Problem to work on |
The answer should match the entries below word for word, minus their pictures.

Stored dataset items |
####

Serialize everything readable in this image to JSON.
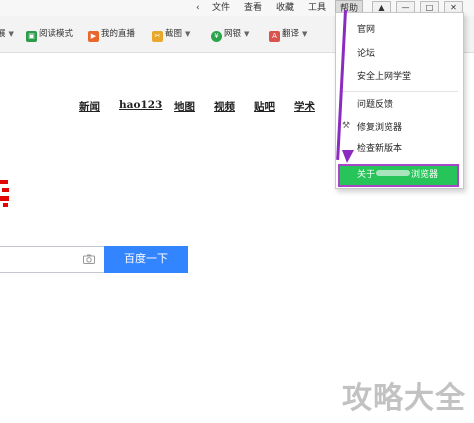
{
  "menubar": {
    "items": [
      "文件",
      "查看",
      "收藏",
      "工具",
      "帮助"
    ],
    "active": "帮助",
    "window_buttons": [
      "skin-icon",
      "minimize-icon",
      "restore-icon",
      "close-icon"
    ]
  },
  "toolbar": {
    "items": [
      {
        "label": "展",
        "icon": "expand-icon"
      },
      {
        "label": "阅读模式",
        "icon": "reading-mode-icon"
      },
      {
        "label": "我的直播",
        "icon": "live-icon"
      },
      {
        "label": "截图",
        "icon": "screenshot-icon"
      },
      {
        "label": "网银",
        "icon": "ebank-icon"
      },
      {
        "label": "翻译",
        "icon": "translate-icon"
      }
    ]
  },
  "nav": {
    "links": [
      "新闻",
      "hao123",
      "地图",
      "视频",
      "贴吧",
      "学术"
    ]
  },
  "search": {
    "button_label": "百度一下"
  },
  "help_menu": {
    "items": [
      "官网",
      "论坛",
      "安全上网学堂",
      "问题反馈",
      "修复浏览器",
      "检查新版本"
    ],
    "highlighted_prefix": "关于",
    "highlighted_suffix": "浏览器"
  },
  "watermark": "攻略大全",
  "colors": {
    "search_button": "#3385ff",
    "highlight_green": "#27c45a",
    "annotation_purple": "#a845c8",
    "logo_red": "#e10601"
  }
}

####

Worked solution |
Serialize everything readable in this image to JSON.
{
  "menubar": {
    "items": [
      "文件",
      "查看",
      "收藏",
      "工具",
      "帮助"
    ],
    "active": "帮助",
    "window_buttons": [
      "skin-icon",
      "minimize-icon",
      "restore-icon",
      "close-icon"
    ]
  },
  "toolbar": {
    "items": [
      {
        "label": "展",
        "icon": "expand-icon"
      },
      {
        "label": "阅读模式",
        "icon": "reading-mode-icon"
      },
      {
        "label": "我的直播",
        "icon": "live-icon"
      },
      {
        "label": "截图",
        "icon": "screenshot-icon"
      },
      {
        "label": "网银",
        "icon": "ebank-icon"
      },
      {
        "label": "翻译",
        "icon": "translate-icon"
      }
    ]
  },
  "nav": {
    "links": [
      "新闻",
      "hao123",
      "地图",
      "视频",
      "贴吧",
      "学术"
    ]
  },
  "search": {
    "button_label": "百度一下"
  },
  "help_menu": {
    "items": [
      "官网",
      "论坛",
      "安全上网学堂",
      "问题反馈",
      "修复浏览器",
      "检查新版本"
    ],
    "highlighted_prefix": "关于",
    "highlighted_suffix": "浏览器"
  },
  "watermark": "攻略大全",
  "colors": {
    "search_button": "#3385ff",
    "highlight_green": "#27c45a",
    "annotation_purple": "#a845c8",
    "logo_red": "#e10601"
  }
}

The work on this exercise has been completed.